▶ _What you have to do_
Your answer consists of the lines in the data that contain "JSON". Copy each of them.

### Extracted records ###

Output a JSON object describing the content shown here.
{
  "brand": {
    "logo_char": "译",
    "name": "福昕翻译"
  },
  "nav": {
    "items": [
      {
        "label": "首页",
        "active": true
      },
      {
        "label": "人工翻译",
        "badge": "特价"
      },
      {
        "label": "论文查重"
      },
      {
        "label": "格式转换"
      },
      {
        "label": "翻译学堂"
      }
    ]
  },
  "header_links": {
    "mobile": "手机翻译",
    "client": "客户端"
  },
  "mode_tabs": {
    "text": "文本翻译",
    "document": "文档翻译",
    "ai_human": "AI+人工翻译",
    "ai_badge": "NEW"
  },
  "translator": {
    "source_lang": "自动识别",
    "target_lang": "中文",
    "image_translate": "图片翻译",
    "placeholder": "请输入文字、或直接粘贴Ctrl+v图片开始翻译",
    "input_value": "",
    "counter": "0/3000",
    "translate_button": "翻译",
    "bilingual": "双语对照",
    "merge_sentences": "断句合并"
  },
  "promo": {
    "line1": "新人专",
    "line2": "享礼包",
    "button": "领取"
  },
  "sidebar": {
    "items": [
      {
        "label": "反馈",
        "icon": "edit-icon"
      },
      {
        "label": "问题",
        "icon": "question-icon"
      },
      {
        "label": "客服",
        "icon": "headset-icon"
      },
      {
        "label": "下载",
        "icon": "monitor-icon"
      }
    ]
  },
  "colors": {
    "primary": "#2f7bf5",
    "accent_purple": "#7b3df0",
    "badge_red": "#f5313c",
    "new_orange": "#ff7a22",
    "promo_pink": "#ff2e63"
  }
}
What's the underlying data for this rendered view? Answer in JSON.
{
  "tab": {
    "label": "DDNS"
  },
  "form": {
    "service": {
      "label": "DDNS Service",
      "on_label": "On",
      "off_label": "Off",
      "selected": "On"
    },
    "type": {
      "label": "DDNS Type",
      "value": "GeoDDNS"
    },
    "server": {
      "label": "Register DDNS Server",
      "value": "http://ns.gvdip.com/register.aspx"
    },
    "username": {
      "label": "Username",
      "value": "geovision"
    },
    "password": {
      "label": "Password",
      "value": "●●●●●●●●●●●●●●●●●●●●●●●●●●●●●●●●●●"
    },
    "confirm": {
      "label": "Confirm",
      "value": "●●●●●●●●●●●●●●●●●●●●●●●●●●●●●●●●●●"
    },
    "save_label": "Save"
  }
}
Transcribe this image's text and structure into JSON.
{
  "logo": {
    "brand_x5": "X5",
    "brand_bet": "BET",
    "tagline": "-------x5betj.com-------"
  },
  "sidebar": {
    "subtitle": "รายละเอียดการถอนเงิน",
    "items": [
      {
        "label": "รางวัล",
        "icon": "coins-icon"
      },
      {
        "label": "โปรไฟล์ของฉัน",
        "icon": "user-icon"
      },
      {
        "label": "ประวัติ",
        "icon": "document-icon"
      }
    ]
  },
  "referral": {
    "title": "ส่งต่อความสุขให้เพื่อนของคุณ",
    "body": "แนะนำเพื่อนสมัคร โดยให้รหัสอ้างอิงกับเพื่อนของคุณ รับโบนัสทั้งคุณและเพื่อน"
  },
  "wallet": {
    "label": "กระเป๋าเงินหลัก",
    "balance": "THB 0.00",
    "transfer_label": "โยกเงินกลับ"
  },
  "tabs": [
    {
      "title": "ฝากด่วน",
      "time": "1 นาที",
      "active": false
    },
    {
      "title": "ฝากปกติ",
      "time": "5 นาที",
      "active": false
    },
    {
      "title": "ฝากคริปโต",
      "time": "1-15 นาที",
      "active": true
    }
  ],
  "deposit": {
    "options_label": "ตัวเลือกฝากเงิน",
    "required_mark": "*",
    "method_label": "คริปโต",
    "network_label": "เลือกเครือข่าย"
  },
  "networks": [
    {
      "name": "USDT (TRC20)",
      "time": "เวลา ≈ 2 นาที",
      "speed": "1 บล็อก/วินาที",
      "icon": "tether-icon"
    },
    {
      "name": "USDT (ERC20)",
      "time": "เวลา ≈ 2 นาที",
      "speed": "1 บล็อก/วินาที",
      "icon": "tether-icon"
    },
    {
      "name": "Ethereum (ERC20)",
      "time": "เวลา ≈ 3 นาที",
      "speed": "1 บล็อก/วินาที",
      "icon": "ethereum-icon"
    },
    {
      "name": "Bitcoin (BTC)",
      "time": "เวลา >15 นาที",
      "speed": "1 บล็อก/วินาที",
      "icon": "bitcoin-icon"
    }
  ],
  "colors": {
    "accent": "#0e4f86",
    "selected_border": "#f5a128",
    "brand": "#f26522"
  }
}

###

▶ _Answer section_
Output a JSON object describing the content shown here.
What's the underlying data for this rendered view? Answer in JSON.
Transcribe this image's text and structure into JSON.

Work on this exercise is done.